- DATA RECORDS -
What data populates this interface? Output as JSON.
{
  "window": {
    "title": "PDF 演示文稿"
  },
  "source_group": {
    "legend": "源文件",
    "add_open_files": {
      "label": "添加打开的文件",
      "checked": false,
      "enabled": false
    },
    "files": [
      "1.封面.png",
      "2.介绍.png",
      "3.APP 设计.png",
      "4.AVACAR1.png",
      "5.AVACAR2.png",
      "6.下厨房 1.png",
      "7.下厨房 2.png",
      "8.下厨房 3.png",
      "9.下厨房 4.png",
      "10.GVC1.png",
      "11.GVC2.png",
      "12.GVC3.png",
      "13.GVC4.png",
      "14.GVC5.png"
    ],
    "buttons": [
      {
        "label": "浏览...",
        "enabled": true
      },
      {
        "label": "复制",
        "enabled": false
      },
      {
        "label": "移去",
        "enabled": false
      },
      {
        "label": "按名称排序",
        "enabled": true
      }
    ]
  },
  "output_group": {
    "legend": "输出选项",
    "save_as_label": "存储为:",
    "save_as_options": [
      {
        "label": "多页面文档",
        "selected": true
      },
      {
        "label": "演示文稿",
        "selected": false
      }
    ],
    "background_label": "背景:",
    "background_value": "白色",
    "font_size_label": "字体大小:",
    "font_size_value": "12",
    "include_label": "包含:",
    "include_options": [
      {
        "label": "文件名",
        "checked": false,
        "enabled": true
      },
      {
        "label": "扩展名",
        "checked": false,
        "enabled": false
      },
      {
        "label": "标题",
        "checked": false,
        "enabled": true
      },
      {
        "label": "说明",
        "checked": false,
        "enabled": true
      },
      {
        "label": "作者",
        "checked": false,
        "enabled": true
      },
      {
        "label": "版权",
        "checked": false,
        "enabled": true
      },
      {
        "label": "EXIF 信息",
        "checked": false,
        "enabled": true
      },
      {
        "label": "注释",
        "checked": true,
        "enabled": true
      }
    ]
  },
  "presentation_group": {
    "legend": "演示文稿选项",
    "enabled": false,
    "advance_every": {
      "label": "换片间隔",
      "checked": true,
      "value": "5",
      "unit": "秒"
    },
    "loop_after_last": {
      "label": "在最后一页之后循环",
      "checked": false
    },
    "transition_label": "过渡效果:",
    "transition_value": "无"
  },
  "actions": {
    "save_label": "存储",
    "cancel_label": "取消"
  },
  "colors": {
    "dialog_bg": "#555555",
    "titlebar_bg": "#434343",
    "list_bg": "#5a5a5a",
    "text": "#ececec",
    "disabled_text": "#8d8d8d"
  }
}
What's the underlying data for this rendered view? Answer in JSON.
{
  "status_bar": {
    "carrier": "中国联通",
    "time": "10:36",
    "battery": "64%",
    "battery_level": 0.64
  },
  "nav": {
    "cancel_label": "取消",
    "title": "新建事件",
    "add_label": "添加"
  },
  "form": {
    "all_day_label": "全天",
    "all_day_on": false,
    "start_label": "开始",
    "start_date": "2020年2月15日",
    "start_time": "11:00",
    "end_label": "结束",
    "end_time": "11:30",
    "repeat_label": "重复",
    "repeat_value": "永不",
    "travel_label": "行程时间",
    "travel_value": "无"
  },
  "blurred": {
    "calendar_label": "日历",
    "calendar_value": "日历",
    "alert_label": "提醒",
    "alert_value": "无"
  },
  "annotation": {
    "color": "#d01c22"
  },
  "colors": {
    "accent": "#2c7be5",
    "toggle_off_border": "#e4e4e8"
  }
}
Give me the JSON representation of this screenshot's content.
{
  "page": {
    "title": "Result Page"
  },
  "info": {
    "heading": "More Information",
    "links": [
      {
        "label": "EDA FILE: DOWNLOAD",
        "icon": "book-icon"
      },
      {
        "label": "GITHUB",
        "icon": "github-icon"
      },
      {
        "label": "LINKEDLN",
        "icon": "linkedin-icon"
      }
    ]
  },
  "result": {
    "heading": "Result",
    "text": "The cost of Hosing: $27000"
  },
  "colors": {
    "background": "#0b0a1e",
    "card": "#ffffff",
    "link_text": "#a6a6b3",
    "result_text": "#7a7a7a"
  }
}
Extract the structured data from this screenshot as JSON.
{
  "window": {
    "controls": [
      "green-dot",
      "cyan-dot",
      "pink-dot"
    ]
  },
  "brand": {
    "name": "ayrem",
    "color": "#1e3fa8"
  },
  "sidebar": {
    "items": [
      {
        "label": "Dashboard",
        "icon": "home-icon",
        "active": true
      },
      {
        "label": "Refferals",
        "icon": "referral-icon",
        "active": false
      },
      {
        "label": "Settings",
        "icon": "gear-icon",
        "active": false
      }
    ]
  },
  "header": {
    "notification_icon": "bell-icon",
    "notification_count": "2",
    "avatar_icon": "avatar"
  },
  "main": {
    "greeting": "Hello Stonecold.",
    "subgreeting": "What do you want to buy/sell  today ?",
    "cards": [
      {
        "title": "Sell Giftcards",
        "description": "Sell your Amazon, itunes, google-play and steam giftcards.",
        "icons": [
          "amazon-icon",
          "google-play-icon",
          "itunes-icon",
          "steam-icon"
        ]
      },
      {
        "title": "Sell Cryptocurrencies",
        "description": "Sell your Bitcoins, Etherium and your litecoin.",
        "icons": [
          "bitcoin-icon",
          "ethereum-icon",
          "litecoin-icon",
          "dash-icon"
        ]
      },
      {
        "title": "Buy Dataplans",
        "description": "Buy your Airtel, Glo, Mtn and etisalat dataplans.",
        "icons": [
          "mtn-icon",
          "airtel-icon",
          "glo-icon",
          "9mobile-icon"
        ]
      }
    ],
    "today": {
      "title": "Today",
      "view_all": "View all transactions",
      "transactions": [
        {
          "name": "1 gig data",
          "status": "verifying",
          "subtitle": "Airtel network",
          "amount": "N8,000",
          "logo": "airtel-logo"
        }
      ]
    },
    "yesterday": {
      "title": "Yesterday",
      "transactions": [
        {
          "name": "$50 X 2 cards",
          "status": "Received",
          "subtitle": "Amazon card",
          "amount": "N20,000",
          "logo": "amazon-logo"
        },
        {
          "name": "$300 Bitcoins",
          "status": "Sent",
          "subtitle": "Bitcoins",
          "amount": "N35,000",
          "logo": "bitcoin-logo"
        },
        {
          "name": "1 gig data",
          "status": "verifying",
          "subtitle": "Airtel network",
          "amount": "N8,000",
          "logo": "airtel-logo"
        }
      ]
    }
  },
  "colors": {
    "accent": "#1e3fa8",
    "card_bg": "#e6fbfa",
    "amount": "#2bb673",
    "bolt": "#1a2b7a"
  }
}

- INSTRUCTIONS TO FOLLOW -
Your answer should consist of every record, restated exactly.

- ANSWER TO THIS EXERCISE -
What data populates this interface? Output as JSON.
{
  "window": {
    "title": "PDF 演示文稿"
  },
  "source_group": {
    "legend": "源文件",
    "add_open_files": {
      "label": "添加打开的文件",
      "checked": false,
      "enabled": false
    },
    "files": [
      "1.封面.png",
      "2.介绍.png",
      "3.APP 设计.png",
      "4.AVACAR1.png",
      "5.AVACAR2.png",
      "6.下厨房 1.png",
      "7.下厨房 2.png",
      "8.下厨房 3.png",
      "9.下厨房 4.png",
      "10.GVC1.png",
      "11.GVC2.png",
      "12.GVC3.png",
      "13.GVC4.png",
      "14.GVC5.png"
    ],
    "buttons": [
      {
        "label": "浏览...",
        "enabled": true
      },
      {
        "label": "复制",
        "enabled": false
      },
      {
        "label": "移去",
        "enabled": false
      },
      {
        "label": "按名称排序",
        "enabled": true
      }
    ]
  },
  "output_group": {
    "legend": "输出选项",
    "save_as_label": "存储为:",
    "save_as_options": [
      {
        "label": "多页面文档",
        "selected": true
      },
      {
        "label": "演示文稿",
        "selected": false
      }
    ],
    "background_label": "背景:",
    "background_value": "白色",
    "font_size_label": "字体大小:",
    "font_size_value": "12",
    "include_label": "包含:",
    "include_options": [
      {
        "label": "文件名",
        "checked": false,
        "enabled": true
      },
      {
        "label": "扩展名",
        "checked": false,
        "enabled": false
      },
      {
        "label": "标题",
        "checked": false,
        "enabled": true
      },
      {
        "label": "说明",
        "checked": false,
        "enabled": true
      },
      {
        "label": "作者",
        "checked": false,
        "enabled": true
      },
      {
        "label": "版权",
        "checked": false,
        "enabled": true
      },
      {
        "label": "EXIF 信息",
        "checked": false,
        "enabled": true
      },
      {
        "label": "注释",
        "checked": true,
        "enabled": true
      }
    ]
  },
  "presentation_group": {
    "legend": "演示文稿选项",
    "enabled": false,
    "advance_every": {
      "label": "换片间隔",
      "checked": true,
      "value": "5",
      "unit": "秒"
    },
    "loop_after_last": {
      "label": "在最后一页之后循环",
      "checked": false
    },
    "transition_label": "过渡效果:",
    "transition_value": "无"
  },
  "actions": {
    "save_label": "存储",
    "cancel_label": "取消"
  },
  "colors": {
    "dialog_bg": "#555555",
    "titlebar_bg": "#434343",
    "list_bg": "#5a5a5a",
    "text": "#ececec",
    "disabled_text": "#8d8d8d"
  }
}
What's the underlying data for this rendered view? Answer in JSON.
{
  "status_bar": {
    "carrier": "中国联通",
    "time": "10:36",
    "battery": "64%",
    "battery_level": 0.64
  },
  "nav": {
    "cancel_label": "取消",
    "title": "新建事件",
    "add_label": "添加"
  },
  "form": {
    "all_day_label": "全天",
    "all_day_on": false,
    "start_label": "开始",
    "start_date": "2020年2月15日",
    "start_time": "11:00",
    "end_label": "结束",
    "end_time": "11:30",
    "repeat_label": "重复",
    "repeat_value": "永不",
    "travel_label": "行程时间",
    "travel_value": "无"
  },
  "blurred": {
    "calendar_label": "日历",
    "calendar_value": "日历",
    "alert_label": "提醒",
    "alert_value": "无"
  },
  "annotation": {
    "color": "#d01c22"
  },
  "colors": {
    "accent": "#2c7be5",
    "toggle_off_border": "#e4e4e8"
  }
}
Give me the JSON representation of this screenshot's content.
{
  "page": {
    "title": "Result Page"
  },
  "info": {
    "heading": "More Information",
    "links": [
      {
        "label": "EDA FILE: DOWNLOAD",
        "icon": "book-icon"
      },
      {
        "label": "GITHUB",
        "icon": "github-icon"
      },
      {
        "label": "LINKEDLN",
        "icon": "linkedin-icon"
      }
    ]
  },
  "result": {
    "heading": "Result",
    "text": "The cost of Hosing: $27000"
  },
  "colors": {
    "background": "#0b0a1e",
    "card": "#ffffff",
    "link_text": "#a6a6b3",
    "result_text": "#7a7a7a"
  }
}
Extract the structured data from this screenshot as JSON.
{
  "window": {
    "controls": [
      "green-dot",
      "cyan-dot",
      "pink-dot"
    ]
  },
  "brand": {
    "name": "ayrem",
    "color": "#1e3fa8"
  },
  "sidebar": {
    "items": [
      {
        "label": "Dashboard",
        "icon": "home-icon",
        "active": true
      },
      {
        "label": "Refferals",
        "icon": "referral-icon",
        "active": false
      },
      {
        "label": "Settings",
        "icon": "gear-icon",
        "active": false
      }
    ]
  },
  "header": {
    "notification_icon": "bell-icon",
    "notification_count": "2",
    "avatar_icon": "avatar"
  },
  "main": {
    "greeting": "Hello Stonecold.",
    "subgreeting": "What do you want to buy/sell  today ?",
    "cards": [
      {
        "title": "Sell Giftcards",
        "description": "Sell your Amazon, itunes, google-play and steam giftcards.",
        "icons": [
          "amazon-icon",
          "google-play-icon",
          "itunes-icon",
          "steam-icon"
        ]
      },
      {
        "title": "Sell Cryptocurrencies",
        "description": "Sell your Bitcoins, Etherium and your litecoin.",
        "icons": [
          "bitcoin-icon",
          "ethereum-icon",
          "litecoin-icon",
          "dash-icon"
        ]
      },
      {
        "title": "Buy Dataplans",
        "description": "Buy your Airtel, Glo, Mtn and etisalat dataplans.",
        "icons": [
          "mtn-icon",
          "airtel-icon",
          "glo-icon",
          "9mobile-icon"
        ]
      }
    ],
    "today": {
      "title": "Today",
      "view_all": "View all transactions",
      "transactions": [
        {
          "name": "1 gig data",
          "status": "verifying",
          "subtitle": "Airtel network",
          "amount": "N8,000",
          "logo": "airtel-logo"
        }
      ]
    },
    "yesterday": {
      "title": "Yesterday",
      "transactions": [
        {
          "name": "$50 X 2 cards",
          "status": "Received",
          "subtitle": "Amazon card",
          "amount": "N20,000",
          "logo": "amazon-logo"
        },
        {
          "name": "$300 Bitcoins",
          "status": "Sent",
          "subtitle": "Bitcoins",
          "amount": "N35,000",
          "logo": "bitcoin-logo"
        },
        {
          "name": "1 gig data",
          "status": "verifying",
          "subtitle": "Airtel network",
          "amount": "N8,000",
          "logo": "airtel-logo"
        }
      ]
    }
  },
  "colors": {
    "accent": "#1e3fa8",
    "card_bg": "#e6fbfa",
    "amount": "#2bb673",
    "bolt": "#1a2b7a"
  }
}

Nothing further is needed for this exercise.